One of the first things that Jason and I acquired was a Caterpillar GP25 forklift. This machine is capable of lifting 5,000 lbs to a height of 190″ (15 ft). Before we got the Cat, I had never operated a real forklift before. Shout-out to Hayne’s Antime Towing who delivered the forklift. The tow truck driver was cool enough to give me a quick lesson on operating the Cat so I could at least drive it off the tow truck and into our shop (after some parking lot practice). Below is a picture of the Cat…once we buff those surface scratches out she’ll look good as new!
Buying the Forklift early in the game was one of the smartest decisions. It not only allows us to unload all of our industrial grade new additions with ease, but it also has saved Jason multiple slipped discs and hernias. (For some reason, Jason still thinks he’s a midshipman in his early 20’s.)
Immediately after getting the Cat in our space, Jason went out and impulsively bought a man-cage so we could lift each other up to gain access to our 25ft ceilings. Hah! Picture that, Jason strapping his harness to the man-cage and me lifting him up 25ft! Christmas is coming early!!!!
Shortly after Jason and I began using the forklift we realized that hydraulic fluid was leaking at a significant rate from the base of the forks. Jason and I went back and forth debating who’s turn it was to fix a machine and then we both admitted that neither of us felt comfortable turning wrenches on a 2,000psi hydraulic system. Jason and I have both been in the game long enough to be aware of the dangers of hydraulic pressure. Do a google image search for “hydraulic fluid injury” and you will see TERRIBLE images of people getting limbs shredded from pin-hole leaks in hydraulic systems.

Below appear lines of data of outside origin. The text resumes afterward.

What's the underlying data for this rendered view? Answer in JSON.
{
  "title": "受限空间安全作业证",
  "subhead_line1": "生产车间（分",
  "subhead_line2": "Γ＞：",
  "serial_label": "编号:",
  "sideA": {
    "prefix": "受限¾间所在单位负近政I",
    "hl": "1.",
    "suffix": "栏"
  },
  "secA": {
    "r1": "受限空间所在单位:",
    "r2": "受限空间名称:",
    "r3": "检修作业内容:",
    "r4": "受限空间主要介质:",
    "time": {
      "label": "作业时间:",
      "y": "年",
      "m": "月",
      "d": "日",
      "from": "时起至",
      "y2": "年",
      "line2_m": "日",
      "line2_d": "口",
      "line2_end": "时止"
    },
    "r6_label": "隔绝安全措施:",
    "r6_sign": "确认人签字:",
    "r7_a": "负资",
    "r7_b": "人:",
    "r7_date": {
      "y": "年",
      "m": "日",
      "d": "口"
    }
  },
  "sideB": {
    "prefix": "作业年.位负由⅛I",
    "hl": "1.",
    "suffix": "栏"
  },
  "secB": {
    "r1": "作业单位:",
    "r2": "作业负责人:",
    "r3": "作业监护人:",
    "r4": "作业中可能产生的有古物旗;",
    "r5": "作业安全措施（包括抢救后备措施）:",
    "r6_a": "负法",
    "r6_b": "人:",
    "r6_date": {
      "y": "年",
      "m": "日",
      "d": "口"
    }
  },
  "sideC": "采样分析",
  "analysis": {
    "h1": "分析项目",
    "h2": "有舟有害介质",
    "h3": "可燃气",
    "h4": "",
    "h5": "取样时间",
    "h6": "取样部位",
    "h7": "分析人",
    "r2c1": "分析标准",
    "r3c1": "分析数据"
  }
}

Lucky for us, I just met this guy, RJ, at a family cook-out. RJ works on hydraulic systems for a living…and he’s dating my cousin Linsey. I reached out to RJ and asked if he could come by after work and check out our fork lift’s leak. I figured it’d be a two-for; I get some one-on-one time with my cousins boyfriend (to check his man-card) and we get a professional opinion on the CAT. Below is RJ checking the side-shifter cylinder on the CAT
Turned out, RJ has a lot of knowledge related to fabrication and welding…and identified the leak on the forklift in about 2 minutes. Seems that someone had bumped into something and knocked a fitting loose. Took about a quarter turn with a 5/8″ box wrench to fix the leak. And no, it wasn’t me that bumped into something and knocked the fitting loose.
I think RJ clipped a little piece off mine and Jason’s man-cards for wasting his time on such a simple fix. RJ also went over all the hoses and made sure the CAT’s hydraulic system was in good working order, so it was a worthwhile visit for us. I hope RJ comes by to use our tools once we open!